Hunting is a controversial activity in Australia, and much debated in international research. Positions range from ‘the first hunters were the first humans’ to the ‘meat is murder’ argument. There is, however, very little research on non-Indigenous hunting in Australia, particularly on the social aspects, but also on biological and ecological issues. In contrast to a general lack of research on non-Indigenous hunting, there is extensive literature on Indigenous hunting. This paper reviews initial research exploring hunting participation and motivation in Australia, as a window into further understanding connections between humans, non-humans, and place. My focus is on an analysis of hunting as cultural involvement in nature. Is it a cruel, archaic and redundant practice; or a respectful relationship between and among humans and non- humans which can reorient us to our emerging recombinant ecologies?

— Adapted from the author's abstract.

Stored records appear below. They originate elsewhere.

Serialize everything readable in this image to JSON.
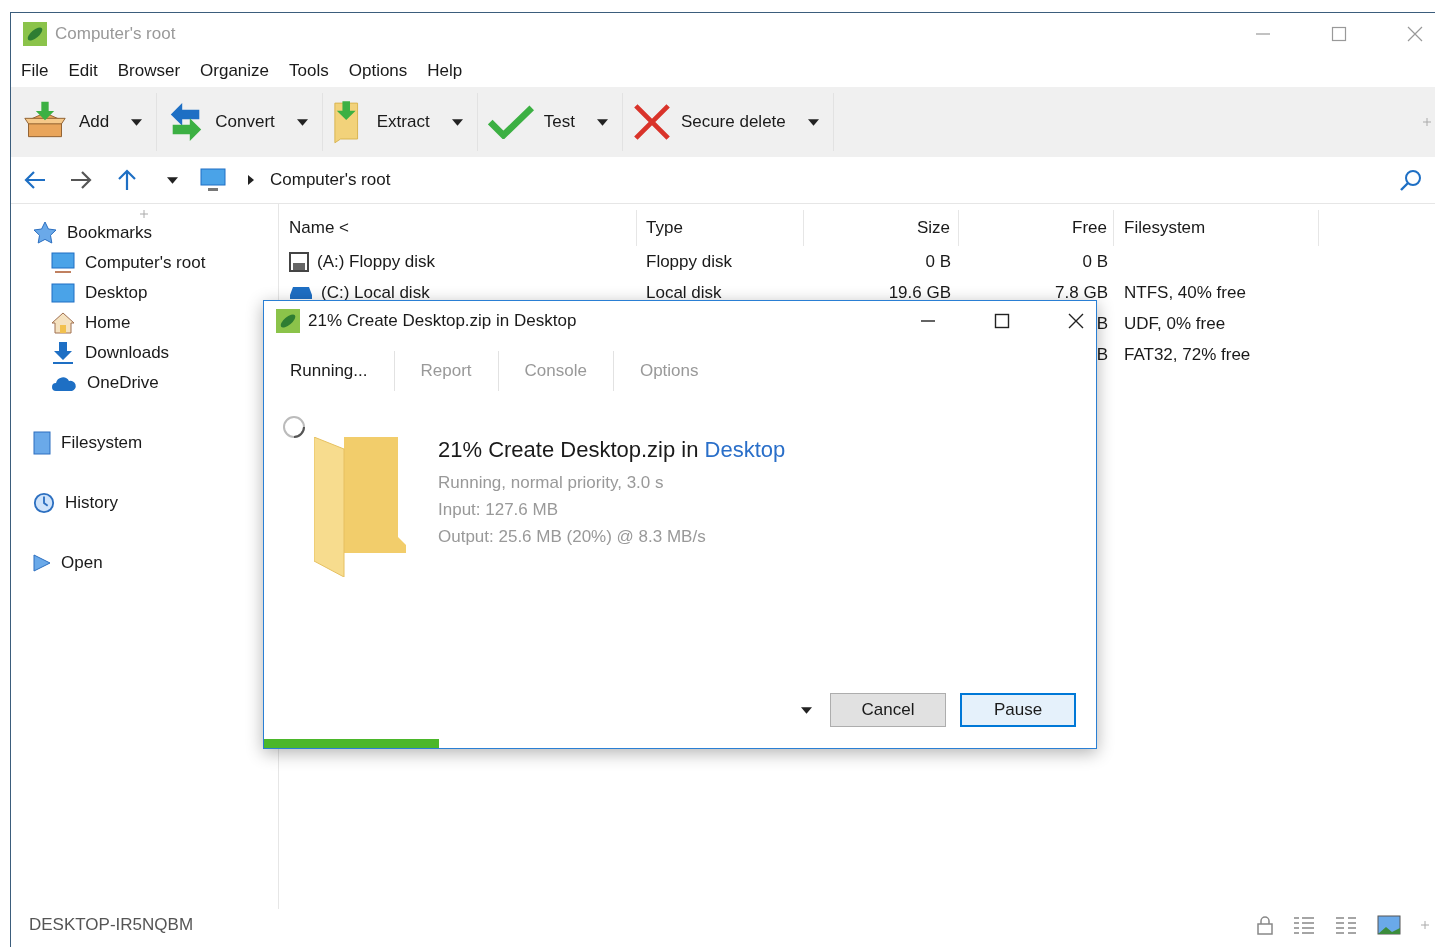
{
  "window": {
    "title": "Computer's root"
  },
  "menu": [
    "File",
    "Edit",
    "Browser",
    "Organize",
    "Tools",
    "Options",
    "Help"
  ],
  "toolbar": [
    {
      "label": "Add"
    },
    {
      "label": "Convert"
    },
    {
      "label": "Extract"
    },
    {
      "label": "Test"
    },
    {
      "label": "Secure delete"
    }
  ],
  "address": {
    "path": "Computer's root"
  },
  "sidebar": {
    "items": [
      {
        "label": "Bookmarks",
        "children": [
          {
            "label": "Computer's root"
          },
          {
            "label": "Desktop"
          },
          {
            "label": "Home"
          },
          {
            "label": "Downloads"
          },
          {
            "label": "OneDrive"
          }
        ]
      },
      {
        "label": "Filesystem"
      },
      {
        "label": "History"
      },
      {
        "label": "Open"
      }
    ]
  },
  "table": {
    "columns": [
      "Name <",
      "Type",
      "Size",
      "Free",
      "Filesystem"
    ],
    "rows": [
      {
        "name": "(A:) Floppy disk",
        "type": "Floppy disk",
        "size": "0 B",
        "free": "0 B",
        "filesystem": ""
      },
      {
        "name": "(C:) Local disk",
        "type": "Local disk",
        "size": "19.6 GB",
        "free": "7.8 GB",
        "filesystem": "NTFS, 40% free"
      },
      {
        "name": "",
        "type": "",
        "size": "",
        "free": "B",
        "filesystem": "UDF, 0% free"
      },
      {
        "name": "",
        "type": "",
        "size": "",
        "free": "B",
        "filesystem": "FAT32, 72% free"
      }
    ]
  },
  "dialog": {
    "title": "21% Create Desktop.zip in Desktop",
    "tabs": [
      {
        "label": "Running...",
        "selected": true
      },
      {
        "label": "Report",
        "selected": false
      },
      {
        "label": "Console",
        "selected": false
      },
      {
        "label": "Options",
        "selected": false
      }
    ],
    "heading": "21% Create Desktop.zip in",
    "heading_link": "Desktop",
    "details": [
      "Running, normal priority, 3.0 s",
      "Input: 127.6 MB",
      "Output: 25.6 MB (20%) @ 8.3 MB/s"
    ],
    "buttons": [
      "Cancel",
      "Pause"
    ],
    "progress": {
      "level": 0.21
    }
  },
  "status_bar": {
    "computer": "DESKTOP-IR5NQBM"
  }
}
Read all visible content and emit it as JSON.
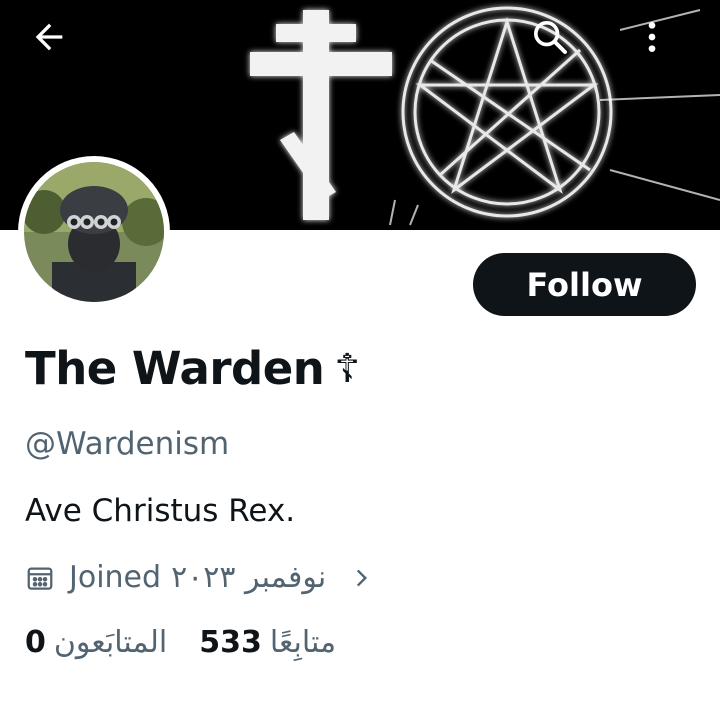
{
  "profile": {
    "display_name": "The Warden",
    "name_emoji": "☦",
    "handle": "@Wardenism",
    "bio": "Ave Christus Rex.",
    "joined_label": "Joined",
    "joined_date": "نوفمبر ٢٠٢٣",
    "follow_label": "Follow"
  },
  "stats": {
    "following_count": "533",
    "following_label": "متابِعًا",
    "followers_count": "0",
    "followers_label": "المتابَعون"
  },
  "icons": {
    "back": "arrow-left-icon",
    "search": "search-icon",
    "more": "more-vertical-icon",
    "calendar": "calendar-icon",
    "chevron": "chevron-right-icon"
  },
  "colors": {
    "text": "#0f1419",
    "secondary": "#536471",
    "follow_bg": "#0f1419",
    "follow_text": "#ffffff",
    "banner_bg": "#000000"
  }
}
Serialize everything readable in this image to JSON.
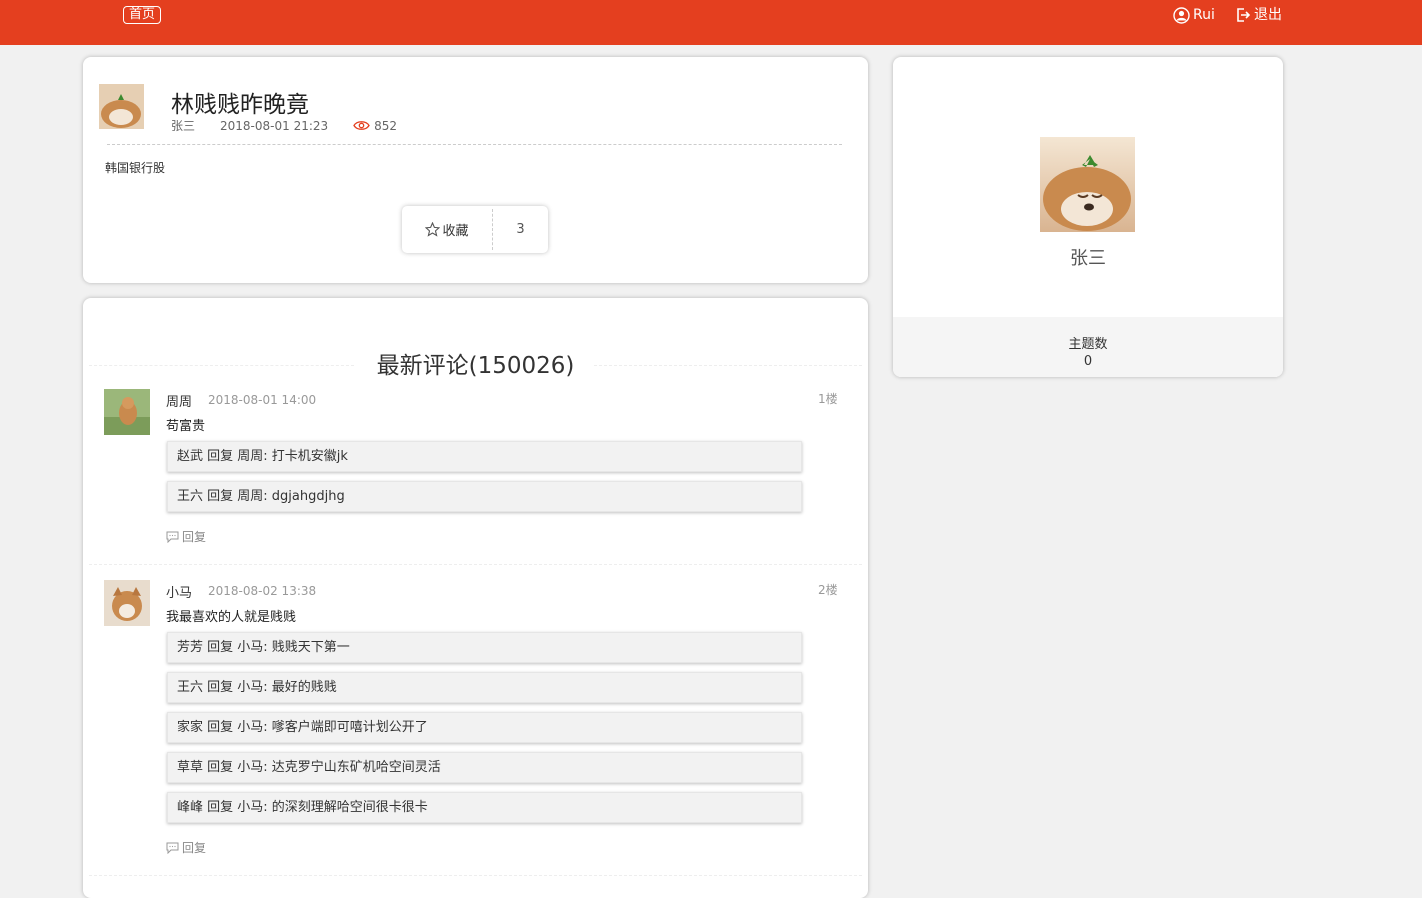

© Michael Adams 2013. All rights reserved. Made available on the Environment & Society Portal for nonprofit educational purposes only. Environmental Humanities is available online only and is published under a Creative Commons license (CC BY-NC-ND 3.0).